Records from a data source

───

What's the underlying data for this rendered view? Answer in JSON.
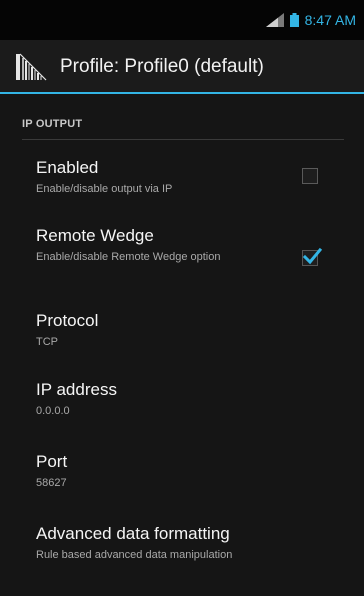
{
  "status_bar": {
    "time": "8:47 AM",
    "icons": [
      "signal-icon",
      "battery-icon"
    ],
    "accent_color": "#33b5e5"
  },
  "action_bar": {
    "title": "Profile: Profile0 (default)",
    "icon": "datawedge-app-icon"
  },
  "category": {
    "title": "IP OUTPUT"
  },
  "preferences": [
    {
      "title": "Enabled",
      "summary": "Enable/disable output via IP",
      "checked": false
    },
    {
      "title": "Remote Wedge",
      "summary": "Enable/disable Remote Wedge option",
      "checked": true
    },
    {
      "title": "Protocol",
      "summary": "TCP"
    },
    {
      "title": "IP address",
      "summary": "0.0.0.0"
    },
    {
      "title": "Port",
      "summary": "58627"
    },
    {
      "title": "Advanced data formatting",
      "summary": "Rule based advanced data manipulation"
    }
  ]
}
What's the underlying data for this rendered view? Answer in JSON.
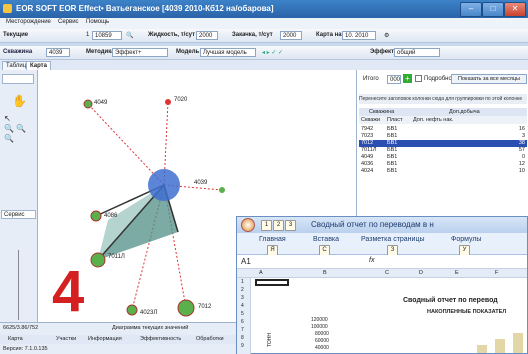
{
  "app": {
    "title": "EOR SOFT   EOR Effect• Ватьеганское  [4039 2010-Кб12 на/обарова]",
    "menu": [
      "Месторождение",
      "Сервис",
      "Помощь"
    ]
  },
  "toolbar1": {
    "mode": "Текущие",
    "field_no": "1",
    "field_val": "10859",
    "liquid_label": "Жидкость, т/сут",
    "liquid_val": "2000",
    "injection_label": "Закачка, т/сут",
    "injection_val": "2000",
    "map_label": "Карта на",
    "map_val": "10. 2010"
  },
  "toolbar2": {
    "well_label": "Скважина",
    "well_val": "4039",
    "method_label": "Методика",
    "method_val": "Эффект+",
    "model_label": "Модель",
    "model_val": "Лучшая модель",
    "effect_label": "Эффект",
    "effect_val": "общий"
  },
  "tabs": [
    "Таблица",
    "Карта"
  ],
  "left": {
    "service_label": "Сервис"
  },
  "map": {
    "nodes": [
      "4049",
      "7020",
      "4086",
      "7011Л",
      "4039",
      "4023Л",
      "7012"
    ]
  },
  "grid": {
    "total_label": "Итого",
    "total_val": "000",
    "detail_label": "Подробно",
    "show_all_label": "Показать за все месяцы",
    "hint": "Перенесите заголовок колонки сюда для группировки по этой колонке",
    "col_well": "Скважина",
    "col_prod": "Доп.добыча",
    "subcols": [
      "Скважи",
      "Пласт",
      "Доп. нефть нак."
    ],
    "rows": [
      {
        "well": "7942",
        "layer": "БВ1",
        "val": "16"
      },
      {
        "well": "7023",
        "layer": "БВ1",
        "val": "3"
      },
      {
        "well": "7012",
        "layer": "БВ1",
        "val": "38"
      },
      {
        "well": "7011Л",
        "layer": "БВ1",
        "val": "57"
      },
      {
        "well": "4049",
        "layer": "БВ1",
        "val": "0"
      },
      {
        "well": "4036",
        "layer": "БВ1",
        "val": "12"
      },
      {
        "well": "4024",
        "layer": "БВ1",
        "val": "10"
      }
    ]
  },
  "status": {
    "coords": "6625/3.86/752",
    "diagram": "Диаграмма текущих значений",
    "tabs": [
      "Карта",
      "Участки",
      "Информация",
      "Эффективность",
      "Обработки"
    ],
    "version": "Версия: 7.1.0.135"
  },
  "overlay_number": "4",
  "excel": {
    "title": "Сводный отчет по переводам в н",
    "ribbon": [
      "Главная",
      "Вставка",
      "Разметка страницы",
      "Формулы"
    ],
    "keytips": [
      "1",
      "2",
      "3",
      "Я",
      "С",
      "З",
      "У"
    ],
    "namebox": "A1",
    "fx": "fx",
    "cols": [
      "A",
      "B",
      "C",
      "D",
      "E",
      "F"
    ],
    "rows": [
      "1",
      "2",
      "3",
      "4",
      "5",
      "6",
      "7",
      "8",
      "9",
      "10"
    ],
    "report_title": "Сводный отчет по перевод",
    "sub_title": "НАКОПЛЕННЫЕ ПОКАЗАТЕЛ",
    "axis_label": "ТОНН",
    "yticks": [
      "120000",
      "100000",
      "80000",
      "60000",
      "40000",
      "20000"
    ]
  }
}
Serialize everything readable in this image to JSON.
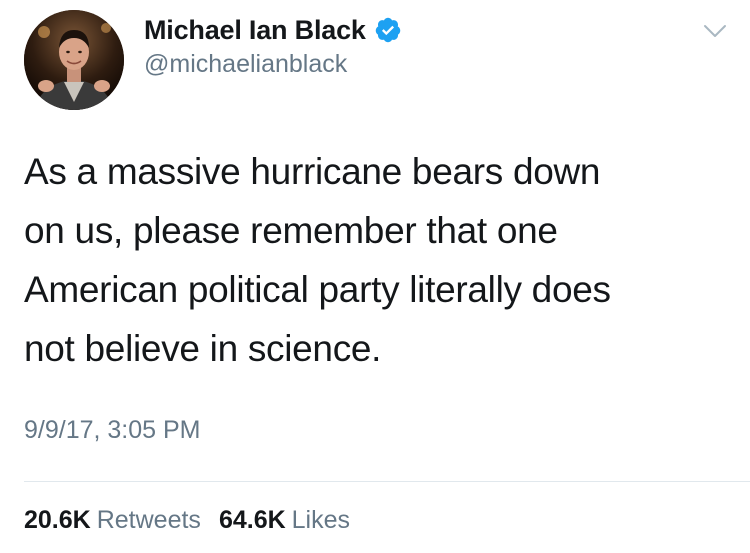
{
  "tweet": {
    "author": {
      "display_name": "Michael Ian Black",
      "handle": "@michaelianblack",
      "verified": true,
      "avatar_icon": "profile-photo",
      "verified_icon": "verified-badge-icon"
    },
    "menu_icon": "chevron-down-icon",
    "text_lines": [
      "As a massive hurricane bears down",
      "on us, please remember that one",
      "American political party literally does",
      "not believe in science."
    ],
    "timestamp": "9/9/17, 3:05 PM",
    "stats": {
      "retweets_count": "20.6K",
      "retweets_label": "Retweets",
      "likes_count": "64.6K",
      "likes_label": "Likes"
    }
  },
  "colors": {
    "text_primary": "#14171a",
    "text_secondary": "#657786",
    "verified_blue": "#1da1f2",
    "divider": "#e1e8ed",
    "chevron": "#aab8c2"
  }
}
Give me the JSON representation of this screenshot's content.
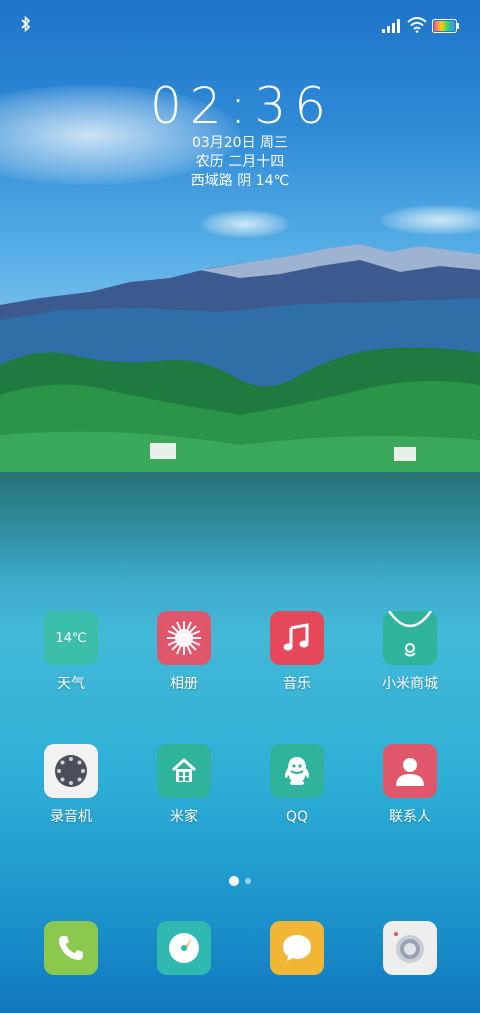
{
  "status_bar": {
    "bluetooth_icon": "bluetooth-icon",
    "signal_icon": "signal-icon",
    "wifi_icon": "wifi-icon",
    "battery_icon": "battery-icon"
  },
  "clock": {
    "time": "02:36",
    "date": "03月20日 周三",
    "lunar": "农历 二月十四",
    "weather": "西域路 阴 14℃"
  },
  "apps": [
    {
      "label": "天气",
      "tile_text": "14℃",
      "color": "#3bbfaa"
    },
    {
      "label": "相册",
      "color": "#e0566a"
    },
    {
      "label": "音乐",
      "color": "#e5485b"
    },
    {
      "label": "小米商城",
      "color": "#2fb39a"
    },
    {
      "label": "录音机",
      "color": "#f2f2f2"
    },
    {
      "label": "米家",
      "color": "#2fb39a"
    },
    {
      "label": "QQ",
      "color": "#2fb39a"
    },
    {
      "label": "联系人",
      "color": "#e0566a"
    }
  ],
  "pager": {
    "pages": 2,
    "current": 1
  },
  "dock": [
    {
      "name": "phone",
      "color": "#8bc84e"
    },
    {
      "name": "browser",
      "color": "#2fb8b0"
    },
    {
      "name": "messages",
      "color": "#f2b636"
    },
    {
      "name": "camera",
      "color": "#eeeeee"
    }
  ]
}
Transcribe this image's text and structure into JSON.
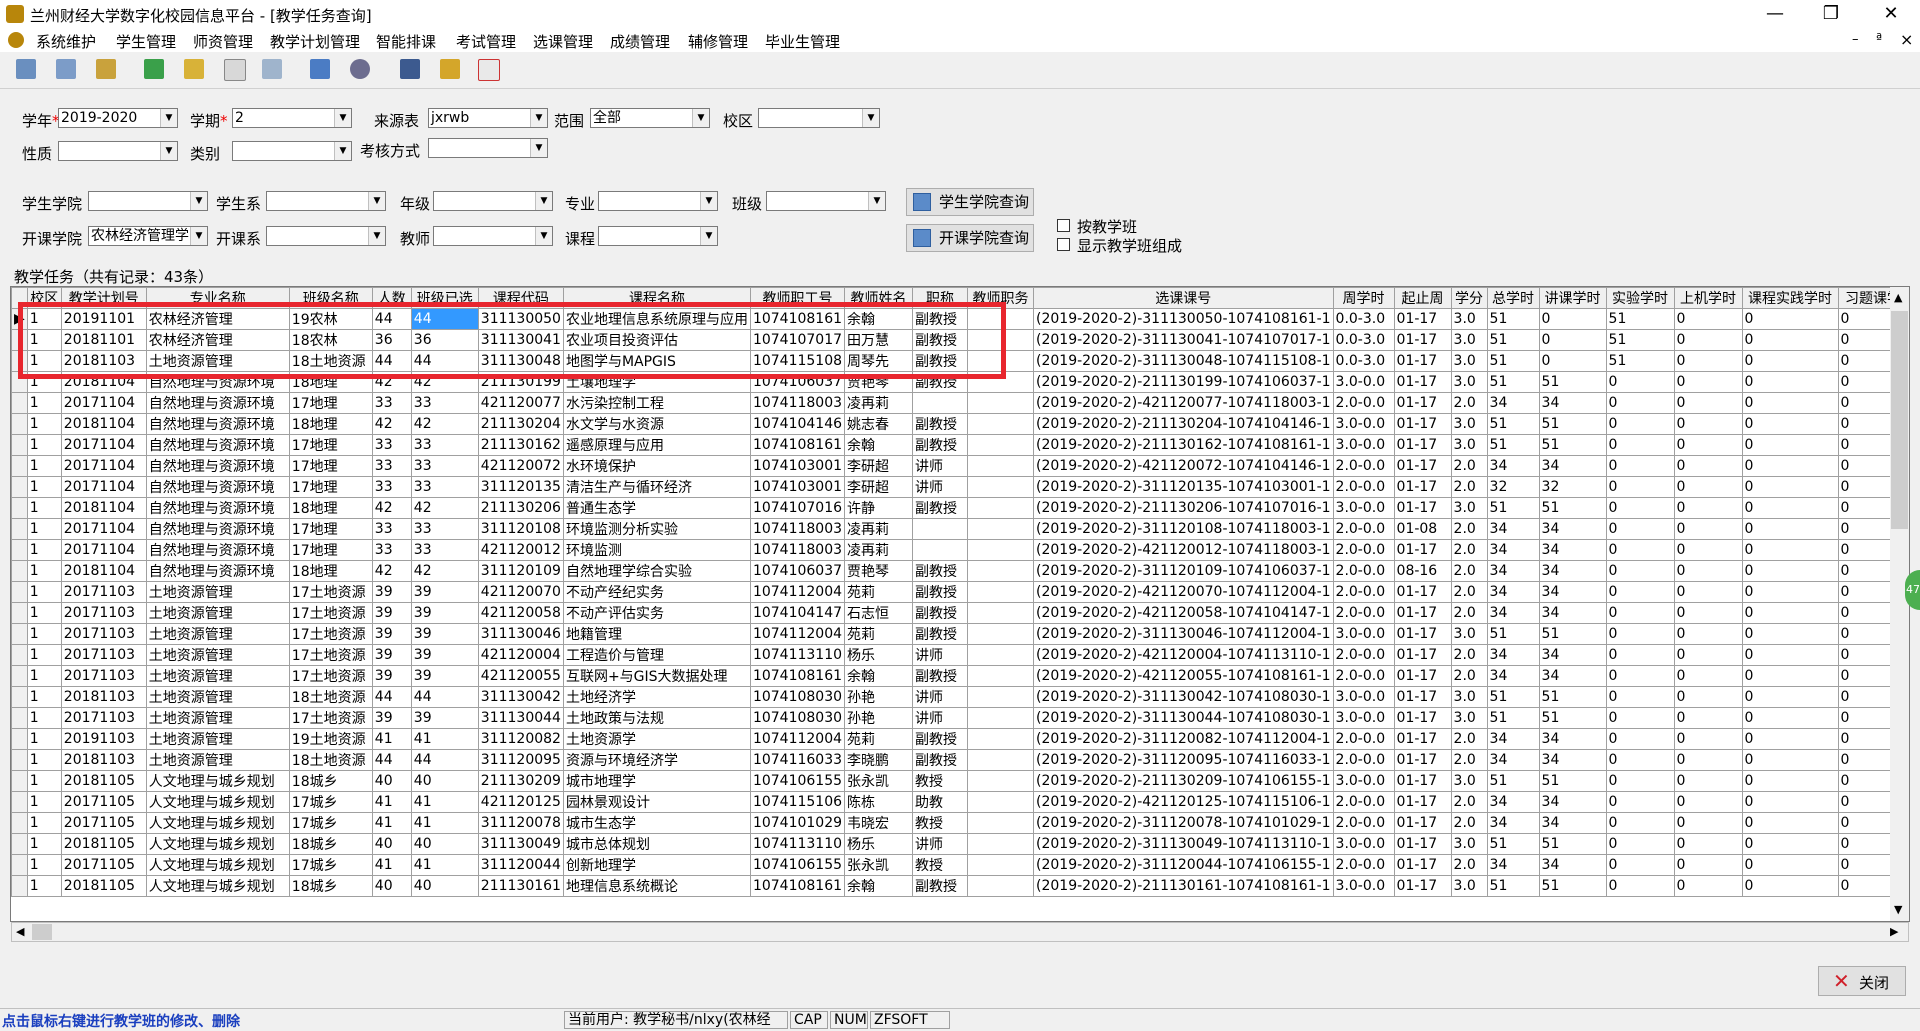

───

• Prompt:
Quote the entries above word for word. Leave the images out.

• Task solution:
What's the underlying data for this rendered view? Answer in JSON.
{
  "status_bar": {
    "time": "8:47 AM",
    "icons": [
      "signal-icon",
      "battery-icon"
    ],
    "accent_color": "#33b5e5"
  },
  "action_bar": {
    "title": "Profile: Profile0 (default)",
    "icon": "datawedge-app-icon"
  },
  "category": {
    "title": "IP OUTPUT"
  },
  "preferences": [
    {
      "title": "Enabled",
      "summary": "Enable/disable output via IP",
      "checked": false
    },
    {
      "title": "Remote Wedge",
      "summary": "Enable/disable Remote Wedge option",
      "checked": true
    },
    {
      "title": "Protocol",
      "summary": "TCP"
    },
    {
      "title": "IP address",
      "summary": "0.0.0.0"
    },
    {
      "title": "Port",
      "summary": "58627"
    },
    {
      "title": "Advanced data formatting",
      "summary": "Rule based advanced data manipulation"
    }
  ]
}
What's the underlying data for this rendered view? Answer in JSON.
{
  "app": {
    "title": "EOR SOFT   EOR Effect• Ватьеганское  [4039 2010-Кб12 на/обарова]",
    "menu": [
      "Месторождение",
      "Сервис",
      "Помощь"
    ]
  },
  "toolbar1": {
    "mode": "Текущие",
    "field_no": "1",
    "field_val": "10859",
    "liquid_label": "Жидкость, т/сут",
    "liquid_val": "2000",
    "injection_label": "Закачка, т/сут",
    "injection_val": "2000",
    "map_label": "Карта на",
    "map_val": "10. 2010"
  },
  "toolbar2": {
    "well_label": "Скважина",
    "well_val": "4039",
    "method_label": "Методика",
    "method_val": "Эффект+",
    "model_label": "Модель",
    "model_val": "Лучшая модель",
    "effect_label": "Эффект",
    "effect_val": "общий"
  },
  "tabs": [
    "Таблица",
    "Карта"
  ],
  "left": {
    "service_label": "Сервис"
  },
  "map": {
    "nodes": [
      "4049",
      "7020",
      "4086",
      "7011Л",
      "4039",
      "4023Л",
      "7012"
    ]
  },
  "grid": {
    "total_label": "Итого",
    "total_val": "000",
    "detail_label": "Подробно",
    "show_all_label": "Показать за все месяцы",
    "hint": "Перенесите заголовок колонки сюда для группировки по этой колонке",
    "col_well": "Скважина",
    "col_prod": "Доп.добыча",
    "subcols": [
      "Скважи",
      "Пласт",
      "Доп. нефть нак."
    ],
    "rows": [
      {
        "well": "7942",
        "layer": "БВ1",
        "val": "16"
      },
      {
        "well": "7023",
        "layer": "БВ1",
        "val": "3"
      },
      {
        "well": "7012",
        "layer": "БВ1",
        "val": "38"
      },
      {
        "well": "7011Л",
        "layer": "БВ1",
        "val": "57"
      },
      {
        "well": "4049",
        "layer": "БВ1",
        "val": "0"
      },
      {
        "well": "4036",
        "layer": "БВ1",
        "val": "12"
      },
      {
        "well": "4024",
        "layer": "БВ1",
        "val": "10"
      }
    ]
  },
  "status": {
    "coords": "6625/3.86/752",
    "diagram": "Диаграмма текущих значений",
    "tabs": [
      "Карта",
      "Участки",
      "Информация",
      "Эффективность",
      "Обработки"
    ],
    "version": "Версия: 7.1.0.135"
  },
  "overlay_number": "4",
  "excel": {
    "title": "Сводный отчет по переводам в н",
    "ribbon": [
      "Главная",
      "Вставка",
      "Разметка страницы",
      "Формулы"
    ],
    "keytips": [
      "1",
      "2",
      "3",
      "Я",
      "С",
      "З",
      "У"
    ],
    "namebox": "A1",
    "fx": "fx",
    "cols": [
      "A",
      "B",
      "C",
      "D",
      "E",
      "F"
    ],
    "rows": [
      "1",
      "2",
      "3",
      "4",
      "5",
      "6",
      "7",
      "8",
      "9",
      "10"
    ],
    "report_title": "Сводный отчет по перевод",
    "sub_title": "НАКОПЛЕННЫЕ ПОКАЗАТЕЛ",
    "axis_label": "ТОНН",
    "yticks": [
      "120000",
      "100000",
      "80000",
      "60000",
      "40000",
      "20000"
    ]
  }
}
Serialize everything readable in this image to JSON.
{
  "tweet": {
    "author": {
      "display_name": "Michael Ian Black",
      "handle": "@michaelianblack",
      "verified": true,
      "avatar_icon": "profile-photo",
      "verified_icon": "verified-badge-icon"
    },
    "menu_icon": "chevron-down-icon",
    "text_lines": [
      "As a massive hurricane bears down",
      "on us, please remember that one",
      "American political party literally does",
      "not believe in science."
    ],
    "timestamp": "9/9/17, 3:05 PM",
    "stats": {
      "retweets_count": "20.6K",
      "retweets_label": "Retweets",
      "likes_count": "64.6K",
      "likes_label": "Likes"
    }
  },
  "colors": {
    "text_primary": "#14171a",
    "text_secondary": "#657786",
    "verified_blue": "#1da1f2",
    "divider": "#e1e8ed",
    "chevron": "#aab8c2"
  }
}
Give me the JSON representation of this screenshot's content.
{
  "status_bar": {
    "bluetooth_icon": "bluetooth-icon",
    "signal_icon": "signal-icon",
    "wifi_icon": "wifi-icon",
    "battery_icon": "battery-icon"
  },
  "clock": {
    "time": "02:36",
    "date": "03月20日 周三",
    "lunar": "农历 二月十四",
    "weather": "西域路 阴 14℃"
  },
  "apps": [
    {
      "label": "天气",
      "tile_text": "14℃",
      "color": "#3bbfaa"
    },
    {
      "label": "相册",
      "color": "#e0566a"
    },
    {
      "label": "音乐",
      "color": "#e5485b"
    },
    {
      "label": "小米商城",
      "color": "#2fb39a"
    },
    {
      "label": "录音机",
      "color": "#f2f2f2"
    },
    {
      "label": "米家",
      "color": "#2fb39a"
    },
    {
      "label": "QQ",
      "color": "#2fb39a"
    },
    {
      "label": "联系人",
      "color": "#e0566a"
    }
  ],
  "pager": {
    "pages": 2,
    "current": 1
  },
  "dock": [
    {
      "name": "phone",
      "color": "#8bc84e"
    },
    {
      "name": "browser",
      "color": "#2fb8b0"
    },
    {
      "name": "messages",
      "color": "#f2b636"
    },
    {
      "name": "camera",
      "color": "#eeeeee"
    }
  ]
}
Transcribe this image's text and structure into JSON.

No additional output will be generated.